| YOUR INSTRUCTIONS |
All the entries need to be duplicated exactly, with the pictures omitted.

##### MATERIALS PROVIDED

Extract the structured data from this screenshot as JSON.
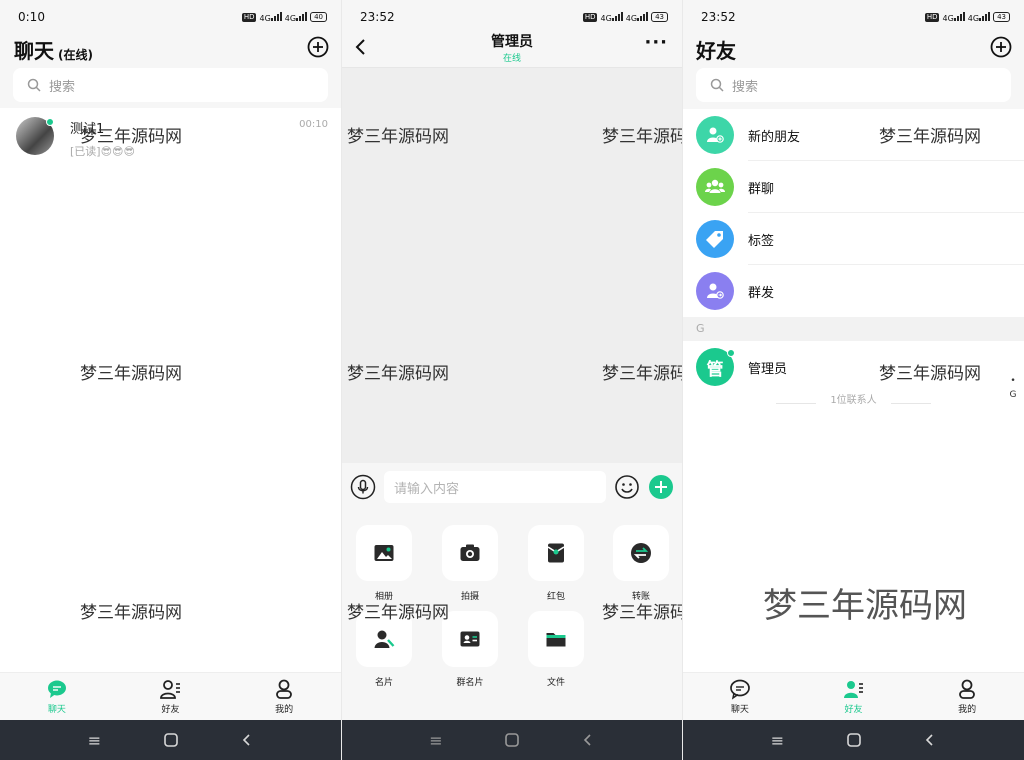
{
  "screens": {
    "chats": {
      "status_time": "0:10",
      "battery": "40",
      "title": "聊天",
      "title_sub": "(在线)",
      "search_placeholder": "搜索",
      "chat_items": [
        {
          "name": "测试1",
          "preview": "[已读]😎😎😎",
          "time": "00:10"
        }
      ]
    },
    "conversation": {
      "status_time": "23:52",
      "battery": "43",
      "title": "管理员",
      "subtitle": "在线",
      "input_placeholder": "请输入内容",
      "tools": [
        {
          "label": "相册",
          "icon": "photo-icon"
        },
        {
          "label": "拍摄",
          "icon": "camera-icon"
        },
        {
          "label": "红包",
          "icon": "red-packet-icon"
        },
        {
          "label": "转账",
          "icon": "transfer-icon"
        },
        {
          "label": "名片",
          "icon": "contact-card-icon"
        },
        {
          "label": "群名片",
          "icon": "group-card-icon"
        },
        {
          "label": "文件",
          "icon": "folder-icon"
        }
      ]
    },
    "friends": {
      "status_time": "23:52",
      "battery": "43",
      "title": "好友",
      "search_placeholder": "搜索",
      "entries": [
        {
          "label": "新的朋友",
          "icon": "new-friend-icon",
          "color": "#3dd6a8"
        },
        {
          "label": "群聊",
          "icon": "group-chat-icon",
          "color": "#6cd34b"
        },
        {
          "label": "标签",
          "icon": "tag-icon",
          "color": "#3aa3f3"
        },
        {
          "label": "群发",
          "icon": "broadcast-icon",
          "color": "#8a7ff0"
        }
      ],
      "section_letter": "G",
      "contacts": [
        {
          "name": "管理员",
          "avatar_text": "管"
        }
      ],
      "contact_count": "1位联系人",
      "index_letter": "G",
      "index_dot": "•"
    }
  },
  "tabbar": {
    "chat": "聊天",
    "friends": "好友",
    "me": "我的"
  },
  "watermark": "梦三年源码网",
  "colors": {
    "accent": "#1bc98e",
    "navbar": "#2a2f37"
  }
}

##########

| THE COMPLETED TASK |
Extract the structured data from this screenshot as JSON.
{
  "screens": {
    "chats": {
      "status_time": "0:10",
      "battery": "40",
      "title": "聊天",
      "title_sub": "(在线)",
      "search_placeholder": "搜索",
      "chat_items": [
        {
          "name": "测试1",
          "preview": "[已读]😎😎😎",
          "time": "00:10"
        }
      ]
    },
    "conversation": {
      "status_time": "23:52",
      "battery": "43",
      "title": "管理员",
      "subtitle": "在线",
      "input_placeholder": "请输入内容",
      "tools": [
        {
          "label": "相册",
          "icon": "photo-icon"
        },
        {
          "label": "拍摄",
          "icon": "camera-icon"
        },
        {
          "label": "红包",
          "icon": "red-packet-icon"
        },
        {
          "label": "转账",
          "icon": "transfer-icon"
        },
        {
          "label": "名片",
          "icon": "contact-card-icon"
        },
        {
          "label": "群名片",
          "icon": "group-card-icon"
        },
        {
          "label": "文件",
          "icon": "folder-icon"
        }
      ]
    },
    "friends": {
      "status_time": "23:52",
      "battery": "43",
      "title": "好友",
      "search_placeholder": "搜索",
      "entries": [
        {
          "label": "新的朋友",
          "icon": "new-friend-icon",
          "color": "#3dd6a8"
        },
        {
          "label": "群聊",
          "icon": "group-chat-icon",
          "color": "#6cd34b"
        },
        {
          "label": "标签",
          "icon": "tag-icon",
          "color": "#3aa3f3"
        },
        {
          "label": "群发",
          "icon": "broadcast-icon",
          "color": "#8a7ff0"
        }
      ],
      "section_letter": "G",
      "contacts": [
        {
          "name": "管理员",
          "avatar_text": "管"
        }
      ],
      "contact_count": "1位联系人",
      "index_letter": "G",
      "index_dot": "•"
    }
  },
  "tabbar": {
    "chat": "聊天",
    "friends": "好友",
    "me": "我的"
  },
  "watermark": "梦三年源码网",
  "colors": {
    "accent": "#1bc98e",
    "navbar": "#2a2f37"
  }
}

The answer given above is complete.